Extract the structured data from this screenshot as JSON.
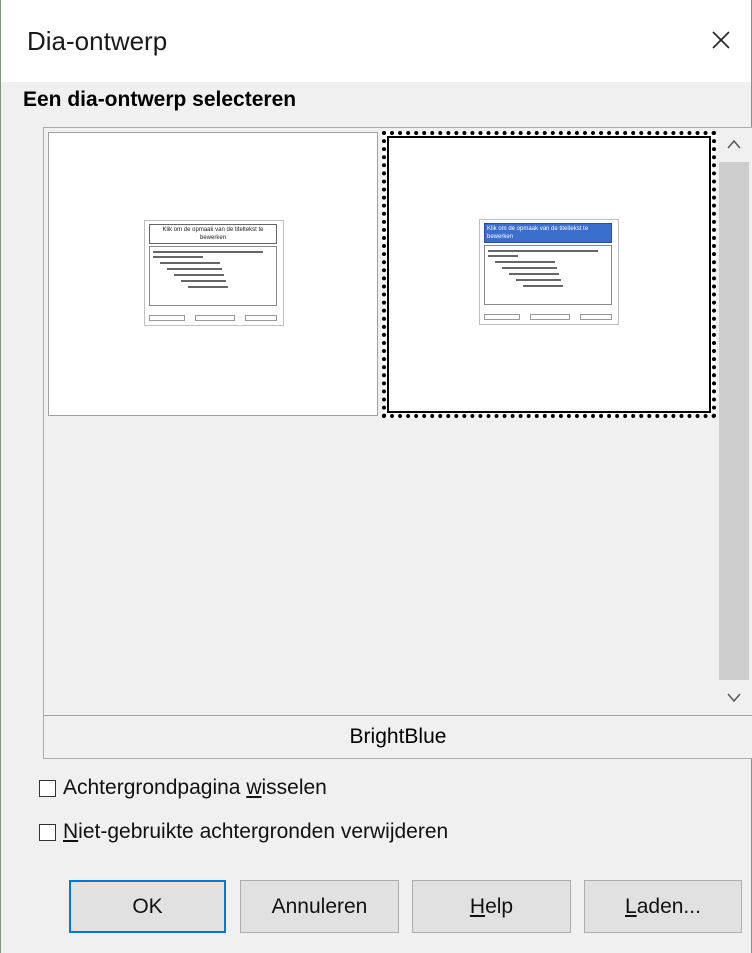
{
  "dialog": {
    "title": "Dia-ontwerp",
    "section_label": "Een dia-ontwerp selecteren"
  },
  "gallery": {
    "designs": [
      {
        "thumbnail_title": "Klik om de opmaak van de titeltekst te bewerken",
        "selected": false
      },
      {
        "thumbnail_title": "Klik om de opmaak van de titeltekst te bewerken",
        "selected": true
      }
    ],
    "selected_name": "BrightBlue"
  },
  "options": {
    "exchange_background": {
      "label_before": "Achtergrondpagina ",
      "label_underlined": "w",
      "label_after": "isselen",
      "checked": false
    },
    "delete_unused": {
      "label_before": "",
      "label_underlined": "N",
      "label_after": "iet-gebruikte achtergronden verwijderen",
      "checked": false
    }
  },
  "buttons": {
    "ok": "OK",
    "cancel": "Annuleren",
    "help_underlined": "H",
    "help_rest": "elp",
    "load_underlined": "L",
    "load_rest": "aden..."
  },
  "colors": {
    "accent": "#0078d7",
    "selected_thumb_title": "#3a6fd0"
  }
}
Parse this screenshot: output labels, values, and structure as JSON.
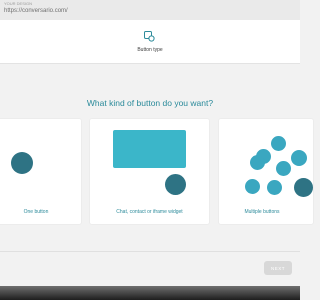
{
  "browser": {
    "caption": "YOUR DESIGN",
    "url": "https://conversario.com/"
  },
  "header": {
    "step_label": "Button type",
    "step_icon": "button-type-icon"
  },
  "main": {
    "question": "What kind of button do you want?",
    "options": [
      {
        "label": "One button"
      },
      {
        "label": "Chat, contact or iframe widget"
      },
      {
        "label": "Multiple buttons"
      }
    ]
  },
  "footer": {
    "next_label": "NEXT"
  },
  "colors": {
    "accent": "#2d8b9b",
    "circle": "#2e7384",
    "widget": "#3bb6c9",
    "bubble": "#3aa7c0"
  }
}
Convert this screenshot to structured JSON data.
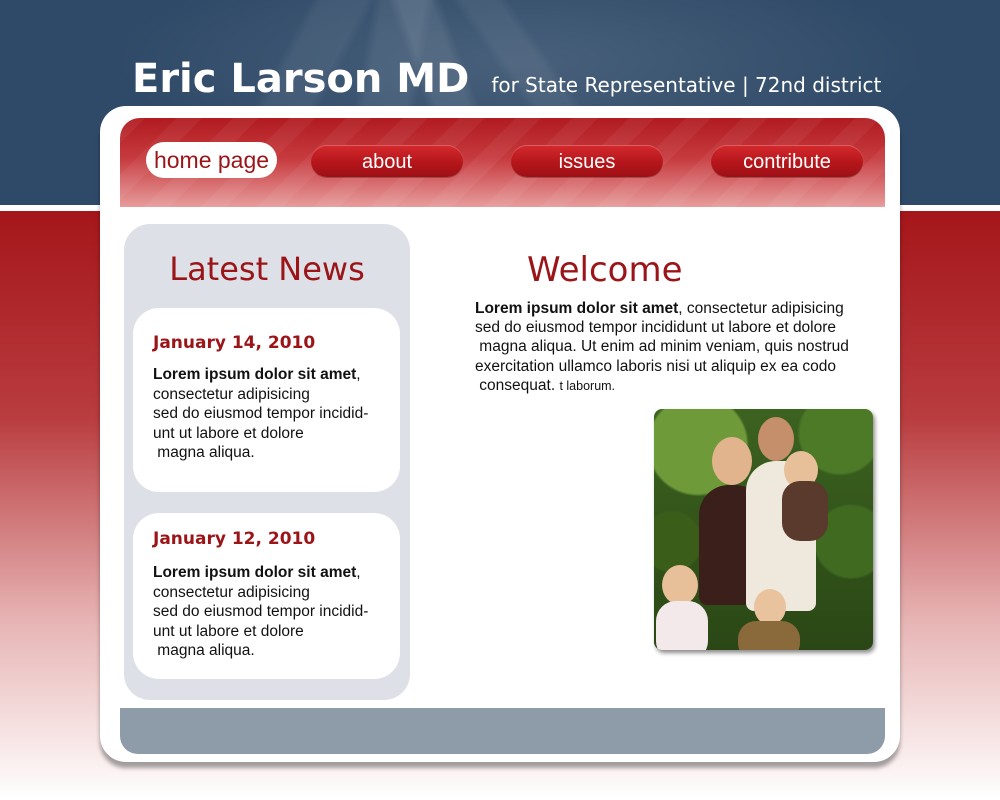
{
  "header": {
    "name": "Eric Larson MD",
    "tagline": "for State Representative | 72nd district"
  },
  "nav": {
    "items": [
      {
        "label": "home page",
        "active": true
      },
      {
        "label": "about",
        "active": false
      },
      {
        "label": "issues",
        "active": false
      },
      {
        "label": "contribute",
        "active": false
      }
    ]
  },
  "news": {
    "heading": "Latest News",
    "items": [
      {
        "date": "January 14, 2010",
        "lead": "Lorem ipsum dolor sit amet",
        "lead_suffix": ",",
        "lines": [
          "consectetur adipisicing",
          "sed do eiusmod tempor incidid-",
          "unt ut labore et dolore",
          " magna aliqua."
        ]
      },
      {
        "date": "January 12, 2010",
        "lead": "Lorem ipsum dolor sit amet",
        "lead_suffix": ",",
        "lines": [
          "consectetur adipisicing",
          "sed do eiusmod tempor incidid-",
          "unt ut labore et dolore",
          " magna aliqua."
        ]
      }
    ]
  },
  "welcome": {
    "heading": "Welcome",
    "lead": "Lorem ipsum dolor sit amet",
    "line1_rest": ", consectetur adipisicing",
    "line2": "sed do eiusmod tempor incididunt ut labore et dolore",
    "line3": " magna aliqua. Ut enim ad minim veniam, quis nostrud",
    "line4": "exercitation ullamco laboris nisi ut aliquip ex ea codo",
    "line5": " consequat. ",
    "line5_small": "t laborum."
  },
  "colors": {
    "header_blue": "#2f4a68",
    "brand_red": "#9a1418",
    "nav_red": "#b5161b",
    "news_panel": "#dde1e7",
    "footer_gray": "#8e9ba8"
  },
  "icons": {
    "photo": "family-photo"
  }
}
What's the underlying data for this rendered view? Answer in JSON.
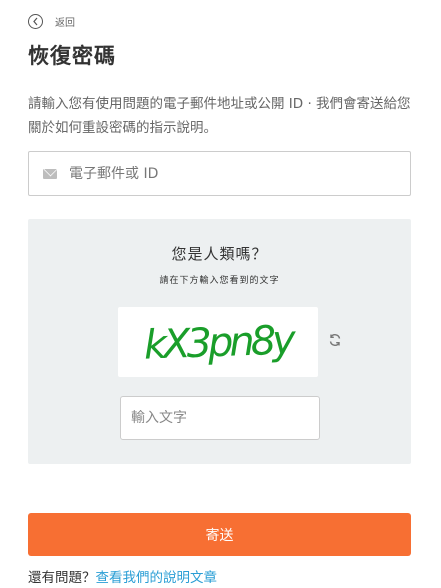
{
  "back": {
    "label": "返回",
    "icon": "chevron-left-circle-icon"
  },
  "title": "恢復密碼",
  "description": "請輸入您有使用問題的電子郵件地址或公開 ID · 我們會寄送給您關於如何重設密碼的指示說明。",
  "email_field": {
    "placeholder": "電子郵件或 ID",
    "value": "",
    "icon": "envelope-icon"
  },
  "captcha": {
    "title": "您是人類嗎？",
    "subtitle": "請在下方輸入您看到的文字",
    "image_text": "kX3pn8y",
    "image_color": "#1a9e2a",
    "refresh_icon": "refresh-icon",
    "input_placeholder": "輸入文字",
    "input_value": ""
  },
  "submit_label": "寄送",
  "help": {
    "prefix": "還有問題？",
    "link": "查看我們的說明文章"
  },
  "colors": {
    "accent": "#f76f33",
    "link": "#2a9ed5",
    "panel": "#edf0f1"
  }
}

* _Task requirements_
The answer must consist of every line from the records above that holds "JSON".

* _Exercise response_
Extract the structured data from this screenshot as JSON.
Parse this screenshot: output labels, values, and structure as JSON.
Convert this screenshot to structured JSON data.
What's the underlying data for this rendered view? Answer in JSON.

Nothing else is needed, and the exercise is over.